Everyone likes a good book. Especially when it’s about video games, right?
Cleary some people do—gaming has become a hot genre in the world of nonfiction, with writers of all stripes pounding out books about every imaginable facet of the industry. Indeed, just like the indie movement has recently swarmed marketplaces with more games than anyone could ever play, the book scene is experiencing a similar revolution in terms of gaming.
Twenty years ago, the situation was much different. Outside the common strategy guide, books in the 1990s were rarely about gaming. David Sheff’s classic treatise, Game Over: How Nintendo Conquered the World, was the notable exception to this unspoken trend, yet it was barely acknowledged at the time, finding perch not within a bookstore’s gaming or hobby section, but on the dusty shelves of the business aisle. (Because that, of course, is the first place any Nintendo kid would go when searching for literature on his favorite company…)
Early on, Mr. Sheff's excellent Game Over was largely ignored. Perhaps its original cover (and subtitle) is to blame?
Thankfully, the winds soon began to shift. Magazines like Next Generation took pride in covering new, noteworthy reads about the pastime, highlighting not only Game Over, but Leonard Herman’s Phoenix: The Rise and Fall of Video Games and, most significantly, Steven L. Kent’s The First Quarter: A 25-year History of Video Games. The latter (later rechristened The Ultimate History of Video Games) received wide praise for its acute retelling and analysis of the medium’s earliest years, and proved there was a market for similar books focused on both the hobby and its colorful personalities. Before long, other tomes began trickling through, from David Kushner’s Masters of Doom to Chris Kohler’s Power-Up.
Ten years later, that trickle is now a deluge—simply type “video game books” in Amazon’s search window and a flood of entries appears covering every tenuous, tiny, and niche topic even remotely related to the medium. This is due, in part, to the ease of modern-day self-publishing, which allows any gaming enthusiast to easily realize and then sell his 300-page love letter to the masses, thus resulting in an interesting conundrum—should one spend his limited time playing games, or reading about them? Juggling a growing game backlog is difficult enough, but pairing that with a growing stack of unread books seems nigh impossible.
Mr. Schreier's recent opus unveils the victories and heartbreaks behind the development of ten modern games.
Nevertheless, every game hides a second, important story—the often untold, unknown tales of the countless people who poured their lives into a specific title. The right book can pull this curtain back, revealing the true comedy, drama, sacrifice, and sheer humanity funneled into each game, console, technology, and E3 launch.

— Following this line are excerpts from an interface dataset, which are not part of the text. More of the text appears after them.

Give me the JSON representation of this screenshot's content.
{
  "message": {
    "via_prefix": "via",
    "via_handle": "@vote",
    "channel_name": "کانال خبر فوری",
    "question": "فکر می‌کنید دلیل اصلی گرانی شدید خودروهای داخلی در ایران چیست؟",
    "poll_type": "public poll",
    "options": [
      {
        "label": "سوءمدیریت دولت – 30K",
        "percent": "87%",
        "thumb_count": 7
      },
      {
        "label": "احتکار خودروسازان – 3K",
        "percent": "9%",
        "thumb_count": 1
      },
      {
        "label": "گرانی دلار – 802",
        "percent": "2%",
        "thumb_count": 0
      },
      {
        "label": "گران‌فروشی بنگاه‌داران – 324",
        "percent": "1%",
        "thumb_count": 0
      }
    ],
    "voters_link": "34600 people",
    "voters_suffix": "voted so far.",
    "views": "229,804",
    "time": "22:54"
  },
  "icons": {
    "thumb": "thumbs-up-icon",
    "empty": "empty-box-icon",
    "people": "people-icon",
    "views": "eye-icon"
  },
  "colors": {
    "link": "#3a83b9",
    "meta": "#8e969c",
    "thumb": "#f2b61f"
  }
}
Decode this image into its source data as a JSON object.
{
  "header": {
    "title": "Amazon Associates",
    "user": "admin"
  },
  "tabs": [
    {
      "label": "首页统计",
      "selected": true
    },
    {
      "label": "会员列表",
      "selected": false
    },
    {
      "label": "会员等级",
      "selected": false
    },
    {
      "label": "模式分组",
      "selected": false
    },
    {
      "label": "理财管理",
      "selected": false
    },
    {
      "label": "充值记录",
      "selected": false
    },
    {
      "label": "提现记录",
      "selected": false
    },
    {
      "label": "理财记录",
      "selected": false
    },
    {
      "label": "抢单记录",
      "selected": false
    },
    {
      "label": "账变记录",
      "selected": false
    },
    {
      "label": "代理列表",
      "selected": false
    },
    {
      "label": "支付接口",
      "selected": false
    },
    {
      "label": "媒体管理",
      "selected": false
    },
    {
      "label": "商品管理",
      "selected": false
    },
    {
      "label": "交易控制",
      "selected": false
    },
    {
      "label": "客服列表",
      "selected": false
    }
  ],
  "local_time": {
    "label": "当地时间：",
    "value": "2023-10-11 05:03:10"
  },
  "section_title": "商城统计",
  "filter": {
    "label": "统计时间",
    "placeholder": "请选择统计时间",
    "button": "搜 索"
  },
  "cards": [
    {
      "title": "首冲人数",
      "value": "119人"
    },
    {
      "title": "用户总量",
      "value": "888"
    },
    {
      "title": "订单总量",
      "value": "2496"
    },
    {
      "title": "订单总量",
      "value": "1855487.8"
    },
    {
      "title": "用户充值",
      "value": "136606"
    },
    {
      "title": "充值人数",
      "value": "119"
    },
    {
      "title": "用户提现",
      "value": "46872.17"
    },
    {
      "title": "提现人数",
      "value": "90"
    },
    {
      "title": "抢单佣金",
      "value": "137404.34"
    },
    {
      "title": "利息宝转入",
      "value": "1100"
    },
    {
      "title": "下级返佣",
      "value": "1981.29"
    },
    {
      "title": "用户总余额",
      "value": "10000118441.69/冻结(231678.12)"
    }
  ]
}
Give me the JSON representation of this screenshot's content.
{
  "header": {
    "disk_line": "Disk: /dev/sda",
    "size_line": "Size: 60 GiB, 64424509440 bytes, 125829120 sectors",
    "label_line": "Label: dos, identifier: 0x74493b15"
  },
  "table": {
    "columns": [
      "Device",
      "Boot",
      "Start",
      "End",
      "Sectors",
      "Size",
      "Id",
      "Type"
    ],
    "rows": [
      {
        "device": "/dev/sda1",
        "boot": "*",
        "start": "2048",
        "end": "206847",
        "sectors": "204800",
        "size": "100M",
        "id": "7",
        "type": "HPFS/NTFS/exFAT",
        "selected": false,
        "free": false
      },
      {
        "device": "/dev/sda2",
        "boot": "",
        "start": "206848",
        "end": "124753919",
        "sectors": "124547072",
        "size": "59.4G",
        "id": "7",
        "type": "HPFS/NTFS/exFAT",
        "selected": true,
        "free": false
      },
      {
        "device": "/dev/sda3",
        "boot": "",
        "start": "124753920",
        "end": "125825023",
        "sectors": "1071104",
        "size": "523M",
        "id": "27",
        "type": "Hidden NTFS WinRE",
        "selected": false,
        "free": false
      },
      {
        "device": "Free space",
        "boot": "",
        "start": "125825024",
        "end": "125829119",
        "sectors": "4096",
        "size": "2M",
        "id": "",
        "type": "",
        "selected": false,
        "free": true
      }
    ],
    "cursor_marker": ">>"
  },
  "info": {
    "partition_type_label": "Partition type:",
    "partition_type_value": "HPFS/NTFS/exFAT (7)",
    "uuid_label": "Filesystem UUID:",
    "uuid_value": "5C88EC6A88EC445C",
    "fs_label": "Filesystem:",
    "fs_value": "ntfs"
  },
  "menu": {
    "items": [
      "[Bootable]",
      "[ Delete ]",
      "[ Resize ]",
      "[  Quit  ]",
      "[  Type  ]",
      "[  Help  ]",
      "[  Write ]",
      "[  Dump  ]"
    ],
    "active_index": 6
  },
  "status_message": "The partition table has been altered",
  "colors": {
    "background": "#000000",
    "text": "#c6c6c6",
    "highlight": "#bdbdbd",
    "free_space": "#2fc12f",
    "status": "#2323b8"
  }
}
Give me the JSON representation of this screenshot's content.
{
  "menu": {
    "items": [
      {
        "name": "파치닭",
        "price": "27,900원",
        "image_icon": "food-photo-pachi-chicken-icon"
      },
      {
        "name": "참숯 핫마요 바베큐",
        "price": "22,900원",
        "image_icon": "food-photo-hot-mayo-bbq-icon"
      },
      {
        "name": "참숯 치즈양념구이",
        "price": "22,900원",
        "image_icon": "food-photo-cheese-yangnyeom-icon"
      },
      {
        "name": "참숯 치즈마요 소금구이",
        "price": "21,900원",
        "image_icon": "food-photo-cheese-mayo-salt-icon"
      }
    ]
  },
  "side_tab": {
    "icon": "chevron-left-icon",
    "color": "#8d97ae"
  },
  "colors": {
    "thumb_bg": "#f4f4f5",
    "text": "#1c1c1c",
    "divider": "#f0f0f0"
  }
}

Indeed, it’s easy to love such a dynamic medium. But what about the souls behind the gloss? A good book grants that extra look, providing context to a seemingly cold and distant industry.
Undoubtedly, the right book enlightens those it touches, showing that both the so-called gods and demons of the gaming world are simply people, too, in the end. People with their own thankless masters to serve.
These are truths a game can't show. But books--they are the true keyholes to the industry's soul.
Feel free to check out this blog’s sister podcast for more recommended reading about classic games.